How else could the concepts and collaborations in technology and science required to send an electric car into space have been achieved and how would we know as much as we do of past cultures if they had not written down and carved their thoughts in writing systems made up of letters?

The Alphabet Museum seeks to create a space in which visitors can appreciate the alphabet as not only a tool for expressing thought but as a thing in itself. An expression of our culture’s long aesthetic and historic development which is contained within those 26 characters. For instance, did you know that the letters X, Y and Z are at the end of our alphabet simply because the Romans needed to add them in order to pronounce words in Greek once they had conquered that land? Our alphabet could be viewed as a historical record of commerce and conquest over millennia, each letter adopted and altered many times throughout its development by succeeding cultures as they interacted with one another.
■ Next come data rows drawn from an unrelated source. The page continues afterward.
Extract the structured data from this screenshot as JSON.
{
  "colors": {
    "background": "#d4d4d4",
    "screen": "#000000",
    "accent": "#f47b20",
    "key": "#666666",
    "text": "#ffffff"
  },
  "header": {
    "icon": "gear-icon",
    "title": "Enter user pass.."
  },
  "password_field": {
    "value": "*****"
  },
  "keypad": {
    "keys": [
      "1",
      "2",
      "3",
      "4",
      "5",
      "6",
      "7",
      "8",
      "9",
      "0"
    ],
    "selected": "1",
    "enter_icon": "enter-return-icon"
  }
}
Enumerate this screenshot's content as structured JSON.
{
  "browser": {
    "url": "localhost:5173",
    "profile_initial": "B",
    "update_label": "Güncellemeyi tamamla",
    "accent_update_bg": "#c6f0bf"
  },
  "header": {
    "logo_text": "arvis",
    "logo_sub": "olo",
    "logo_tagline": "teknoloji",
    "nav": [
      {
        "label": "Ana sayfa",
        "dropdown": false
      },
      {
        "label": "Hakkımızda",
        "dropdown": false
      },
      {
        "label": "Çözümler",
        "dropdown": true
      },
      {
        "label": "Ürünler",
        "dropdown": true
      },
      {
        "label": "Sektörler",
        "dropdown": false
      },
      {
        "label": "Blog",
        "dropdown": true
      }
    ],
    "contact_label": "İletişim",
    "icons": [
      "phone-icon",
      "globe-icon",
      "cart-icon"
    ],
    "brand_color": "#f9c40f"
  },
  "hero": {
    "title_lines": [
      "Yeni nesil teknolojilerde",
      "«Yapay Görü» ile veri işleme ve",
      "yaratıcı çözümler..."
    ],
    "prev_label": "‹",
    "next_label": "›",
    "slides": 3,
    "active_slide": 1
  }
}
Eric Marland, curator of the Alphabet Museum for Letter Arts Trust.

Image: Mitch Blunt